■ Problem description ■
Which of the lines below holds the string "bubble"? Copy every line that does.

Source records Start Marker

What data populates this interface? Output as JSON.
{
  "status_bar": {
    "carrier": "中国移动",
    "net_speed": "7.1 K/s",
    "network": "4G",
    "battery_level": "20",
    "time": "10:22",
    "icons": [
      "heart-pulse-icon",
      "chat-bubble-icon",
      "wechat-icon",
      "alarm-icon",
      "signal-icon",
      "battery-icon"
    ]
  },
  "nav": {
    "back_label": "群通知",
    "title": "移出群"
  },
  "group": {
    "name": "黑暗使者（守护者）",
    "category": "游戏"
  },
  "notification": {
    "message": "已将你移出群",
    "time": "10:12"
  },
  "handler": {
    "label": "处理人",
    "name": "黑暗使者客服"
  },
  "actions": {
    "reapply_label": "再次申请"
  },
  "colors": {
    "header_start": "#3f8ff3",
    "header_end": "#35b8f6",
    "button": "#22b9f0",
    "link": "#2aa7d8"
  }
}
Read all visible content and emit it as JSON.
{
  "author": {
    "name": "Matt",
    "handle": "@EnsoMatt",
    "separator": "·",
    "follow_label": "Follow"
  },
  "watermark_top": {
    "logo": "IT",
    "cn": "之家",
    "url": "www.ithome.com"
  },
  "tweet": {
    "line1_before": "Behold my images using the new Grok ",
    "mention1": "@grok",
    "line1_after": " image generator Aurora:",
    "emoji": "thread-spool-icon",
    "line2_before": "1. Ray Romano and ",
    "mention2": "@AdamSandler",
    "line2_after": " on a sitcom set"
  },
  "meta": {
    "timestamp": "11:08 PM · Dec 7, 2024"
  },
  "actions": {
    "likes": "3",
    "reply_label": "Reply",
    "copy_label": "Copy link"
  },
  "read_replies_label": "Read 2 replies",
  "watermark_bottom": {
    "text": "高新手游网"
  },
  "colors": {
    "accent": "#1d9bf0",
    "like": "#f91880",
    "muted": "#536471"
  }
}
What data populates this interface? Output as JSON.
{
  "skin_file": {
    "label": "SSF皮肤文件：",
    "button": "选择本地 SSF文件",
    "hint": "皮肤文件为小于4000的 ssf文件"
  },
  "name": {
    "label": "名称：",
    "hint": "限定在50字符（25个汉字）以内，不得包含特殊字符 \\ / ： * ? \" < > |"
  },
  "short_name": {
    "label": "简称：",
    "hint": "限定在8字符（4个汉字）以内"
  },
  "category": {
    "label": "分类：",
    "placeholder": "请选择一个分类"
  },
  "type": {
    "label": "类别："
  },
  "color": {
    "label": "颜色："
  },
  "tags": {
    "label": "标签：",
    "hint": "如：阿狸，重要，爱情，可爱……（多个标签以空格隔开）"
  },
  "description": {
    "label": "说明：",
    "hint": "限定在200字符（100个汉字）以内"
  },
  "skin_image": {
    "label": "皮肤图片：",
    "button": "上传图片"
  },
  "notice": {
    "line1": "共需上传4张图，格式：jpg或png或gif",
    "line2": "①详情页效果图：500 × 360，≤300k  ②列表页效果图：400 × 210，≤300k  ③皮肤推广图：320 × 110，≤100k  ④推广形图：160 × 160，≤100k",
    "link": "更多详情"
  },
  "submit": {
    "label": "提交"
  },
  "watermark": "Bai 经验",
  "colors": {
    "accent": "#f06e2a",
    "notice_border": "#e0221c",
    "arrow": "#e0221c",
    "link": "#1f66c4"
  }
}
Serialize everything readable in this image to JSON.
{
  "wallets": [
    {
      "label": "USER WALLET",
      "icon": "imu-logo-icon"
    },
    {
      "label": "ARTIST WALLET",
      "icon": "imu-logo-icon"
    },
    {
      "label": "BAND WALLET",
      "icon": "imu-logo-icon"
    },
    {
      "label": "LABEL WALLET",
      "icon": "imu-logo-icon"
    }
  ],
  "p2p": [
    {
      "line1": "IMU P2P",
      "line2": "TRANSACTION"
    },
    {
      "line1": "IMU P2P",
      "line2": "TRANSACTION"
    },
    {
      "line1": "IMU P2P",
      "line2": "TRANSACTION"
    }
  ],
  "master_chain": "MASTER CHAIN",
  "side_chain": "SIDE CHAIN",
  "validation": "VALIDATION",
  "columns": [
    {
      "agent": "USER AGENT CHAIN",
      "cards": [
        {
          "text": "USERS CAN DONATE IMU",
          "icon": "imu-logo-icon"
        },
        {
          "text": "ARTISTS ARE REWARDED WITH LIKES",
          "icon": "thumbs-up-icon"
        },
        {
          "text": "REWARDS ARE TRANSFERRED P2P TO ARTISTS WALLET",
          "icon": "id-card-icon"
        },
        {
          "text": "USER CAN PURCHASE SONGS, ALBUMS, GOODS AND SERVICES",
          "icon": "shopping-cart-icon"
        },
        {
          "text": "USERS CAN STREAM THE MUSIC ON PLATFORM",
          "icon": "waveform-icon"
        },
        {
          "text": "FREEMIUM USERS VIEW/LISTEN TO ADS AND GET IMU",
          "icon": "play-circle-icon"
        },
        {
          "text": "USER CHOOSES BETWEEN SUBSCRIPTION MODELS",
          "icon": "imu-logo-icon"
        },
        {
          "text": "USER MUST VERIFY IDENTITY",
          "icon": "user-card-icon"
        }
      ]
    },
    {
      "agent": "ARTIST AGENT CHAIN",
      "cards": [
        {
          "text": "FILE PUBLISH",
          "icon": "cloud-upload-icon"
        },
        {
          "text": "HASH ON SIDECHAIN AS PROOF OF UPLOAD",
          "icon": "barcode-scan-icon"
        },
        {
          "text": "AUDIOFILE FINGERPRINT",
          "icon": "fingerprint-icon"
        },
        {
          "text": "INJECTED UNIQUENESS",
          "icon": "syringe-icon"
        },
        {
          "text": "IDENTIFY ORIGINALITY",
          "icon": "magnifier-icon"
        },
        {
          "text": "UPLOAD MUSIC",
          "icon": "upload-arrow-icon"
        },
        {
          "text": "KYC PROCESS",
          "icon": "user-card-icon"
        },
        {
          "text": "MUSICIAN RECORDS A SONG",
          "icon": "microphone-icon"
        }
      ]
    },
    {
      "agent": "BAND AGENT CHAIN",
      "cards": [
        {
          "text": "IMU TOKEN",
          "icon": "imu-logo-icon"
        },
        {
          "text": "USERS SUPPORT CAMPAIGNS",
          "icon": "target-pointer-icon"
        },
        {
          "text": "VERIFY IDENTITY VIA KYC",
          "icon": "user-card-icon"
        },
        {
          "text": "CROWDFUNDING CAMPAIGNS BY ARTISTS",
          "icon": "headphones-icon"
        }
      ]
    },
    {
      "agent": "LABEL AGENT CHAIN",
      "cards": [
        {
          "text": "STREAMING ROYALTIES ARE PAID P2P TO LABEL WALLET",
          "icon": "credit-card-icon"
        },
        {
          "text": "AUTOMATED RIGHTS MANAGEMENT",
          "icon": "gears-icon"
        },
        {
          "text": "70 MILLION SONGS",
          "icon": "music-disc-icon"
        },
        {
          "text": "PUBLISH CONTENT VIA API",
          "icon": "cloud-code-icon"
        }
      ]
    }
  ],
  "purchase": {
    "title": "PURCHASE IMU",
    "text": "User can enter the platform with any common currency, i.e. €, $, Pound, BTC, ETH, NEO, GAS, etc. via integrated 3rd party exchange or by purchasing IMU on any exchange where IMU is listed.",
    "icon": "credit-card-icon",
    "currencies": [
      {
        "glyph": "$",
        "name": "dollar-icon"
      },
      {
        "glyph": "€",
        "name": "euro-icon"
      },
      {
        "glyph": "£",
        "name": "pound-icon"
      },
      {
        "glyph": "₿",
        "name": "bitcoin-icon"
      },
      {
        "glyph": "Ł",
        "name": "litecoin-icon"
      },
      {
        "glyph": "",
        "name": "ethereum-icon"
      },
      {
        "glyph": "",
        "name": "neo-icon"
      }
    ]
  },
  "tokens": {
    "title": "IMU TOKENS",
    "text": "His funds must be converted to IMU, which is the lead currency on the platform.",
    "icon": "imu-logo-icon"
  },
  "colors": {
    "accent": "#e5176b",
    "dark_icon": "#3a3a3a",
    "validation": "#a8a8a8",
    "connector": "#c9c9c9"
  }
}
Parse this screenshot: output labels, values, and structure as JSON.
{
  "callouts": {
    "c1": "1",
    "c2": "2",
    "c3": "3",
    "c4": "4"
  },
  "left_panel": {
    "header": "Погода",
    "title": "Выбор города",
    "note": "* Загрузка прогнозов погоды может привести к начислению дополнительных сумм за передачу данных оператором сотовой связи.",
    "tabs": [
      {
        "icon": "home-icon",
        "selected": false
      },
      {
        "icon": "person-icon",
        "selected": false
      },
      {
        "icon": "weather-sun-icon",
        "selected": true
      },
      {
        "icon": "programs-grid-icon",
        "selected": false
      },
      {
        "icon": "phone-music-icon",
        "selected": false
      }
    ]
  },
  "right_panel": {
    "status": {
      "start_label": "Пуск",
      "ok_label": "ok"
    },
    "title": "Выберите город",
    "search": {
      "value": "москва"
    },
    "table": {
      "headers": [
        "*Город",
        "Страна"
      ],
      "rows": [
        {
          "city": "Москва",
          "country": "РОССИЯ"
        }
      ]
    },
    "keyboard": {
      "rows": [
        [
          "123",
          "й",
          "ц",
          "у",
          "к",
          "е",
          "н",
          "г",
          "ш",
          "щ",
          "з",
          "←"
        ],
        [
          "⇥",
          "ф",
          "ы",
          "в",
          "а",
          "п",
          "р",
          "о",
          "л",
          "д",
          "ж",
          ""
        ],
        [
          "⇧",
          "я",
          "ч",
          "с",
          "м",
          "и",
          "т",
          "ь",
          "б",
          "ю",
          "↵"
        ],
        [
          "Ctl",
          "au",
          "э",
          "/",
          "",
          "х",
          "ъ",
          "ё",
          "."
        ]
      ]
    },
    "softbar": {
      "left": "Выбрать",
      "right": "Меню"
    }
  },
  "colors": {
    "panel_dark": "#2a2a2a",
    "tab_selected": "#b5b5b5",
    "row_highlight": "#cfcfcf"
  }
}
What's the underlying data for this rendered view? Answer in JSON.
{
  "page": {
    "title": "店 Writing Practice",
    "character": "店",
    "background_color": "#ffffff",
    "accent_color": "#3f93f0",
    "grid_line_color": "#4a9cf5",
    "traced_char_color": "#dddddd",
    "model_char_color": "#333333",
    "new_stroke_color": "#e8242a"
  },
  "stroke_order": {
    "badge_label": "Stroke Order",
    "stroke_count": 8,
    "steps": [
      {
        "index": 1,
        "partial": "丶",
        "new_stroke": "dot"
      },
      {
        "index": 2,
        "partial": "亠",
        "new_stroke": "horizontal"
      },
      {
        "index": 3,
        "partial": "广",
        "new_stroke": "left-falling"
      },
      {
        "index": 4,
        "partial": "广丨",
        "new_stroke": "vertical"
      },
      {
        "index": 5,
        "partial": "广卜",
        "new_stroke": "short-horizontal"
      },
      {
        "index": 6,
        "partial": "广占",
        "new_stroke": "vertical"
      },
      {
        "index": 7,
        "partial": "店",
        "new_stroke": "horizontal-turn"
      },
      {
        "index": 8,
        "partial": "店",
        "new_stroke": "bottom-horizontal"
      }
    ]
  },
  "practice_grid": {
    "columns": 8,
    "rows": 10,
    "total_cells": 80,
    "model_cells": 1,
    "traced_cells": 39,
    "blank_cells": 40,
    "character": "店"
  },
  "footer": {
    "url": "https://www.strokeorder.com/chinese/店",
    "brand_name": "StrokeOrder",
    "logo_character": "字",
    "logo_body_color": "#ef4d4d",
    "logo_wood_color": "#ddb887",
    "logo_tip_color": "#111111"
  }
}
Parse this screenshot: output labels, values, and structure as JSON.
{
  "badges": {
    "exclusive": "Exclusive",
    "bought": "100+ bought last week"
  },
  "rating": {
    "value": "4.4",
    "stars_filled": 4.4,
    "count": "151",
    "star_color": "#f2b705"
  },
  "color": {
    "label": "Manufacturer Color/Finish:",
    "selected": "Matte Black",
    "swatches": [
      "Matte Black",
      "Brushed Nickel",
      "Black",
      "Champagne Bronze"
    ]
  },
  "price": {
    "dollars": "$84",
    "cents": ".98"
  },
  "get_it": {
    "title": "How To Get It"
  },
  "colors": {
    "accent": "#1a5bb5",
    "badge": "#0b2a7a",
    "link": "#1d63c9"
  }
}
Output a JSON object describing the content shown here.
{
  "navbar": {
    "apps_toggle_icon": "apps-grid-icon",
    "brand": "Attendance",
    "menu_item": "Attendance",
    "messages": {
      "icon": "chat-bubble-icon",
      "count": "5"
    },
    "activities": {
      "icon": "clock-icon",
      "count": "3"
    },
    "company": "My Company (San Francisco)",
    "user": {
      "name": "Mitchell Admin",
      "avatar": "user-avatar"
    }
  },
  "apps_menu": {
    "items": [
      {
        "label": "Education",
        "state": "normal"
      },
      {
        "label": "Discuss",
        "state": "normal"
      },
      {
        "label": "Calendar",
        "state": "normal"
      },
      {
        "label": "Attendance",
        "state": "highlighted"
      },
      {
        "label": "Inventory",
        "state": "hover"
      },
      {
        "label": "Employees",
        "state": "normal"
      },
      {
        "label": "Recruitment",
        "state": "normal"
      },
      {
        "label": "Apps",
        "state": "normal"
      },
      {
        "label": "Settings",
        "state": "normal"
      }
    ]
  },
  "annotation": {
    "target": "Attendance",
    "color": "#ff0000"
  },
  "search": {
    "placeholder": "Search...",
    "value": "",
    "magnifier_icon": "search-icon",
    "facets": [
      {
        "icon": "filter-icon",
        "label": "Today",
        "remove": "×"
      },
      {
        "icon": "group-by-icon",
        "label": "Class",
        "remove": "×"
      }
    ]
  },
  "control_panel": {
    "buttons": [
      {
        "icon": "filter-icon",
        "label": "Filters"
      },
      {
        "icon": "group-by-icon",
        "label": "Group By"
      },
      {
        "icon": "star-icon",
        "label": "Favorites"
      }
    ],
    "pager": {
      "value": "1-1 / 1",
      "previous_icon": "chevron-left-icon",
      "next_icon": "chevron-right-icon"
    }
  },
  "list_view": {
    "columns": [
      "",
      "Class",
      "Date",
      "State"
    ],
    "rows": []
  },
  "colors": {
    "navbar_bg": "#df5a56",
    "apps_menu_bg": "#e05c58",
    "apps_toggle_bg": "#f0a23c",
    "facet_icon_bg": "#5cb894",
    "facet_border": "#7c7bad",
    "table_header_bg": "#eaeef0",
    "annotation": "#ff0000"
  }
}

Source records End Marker

■ Reply to the exercise ■
      "chat-bubble-icon",
      "icon": "chat-bubble-icon",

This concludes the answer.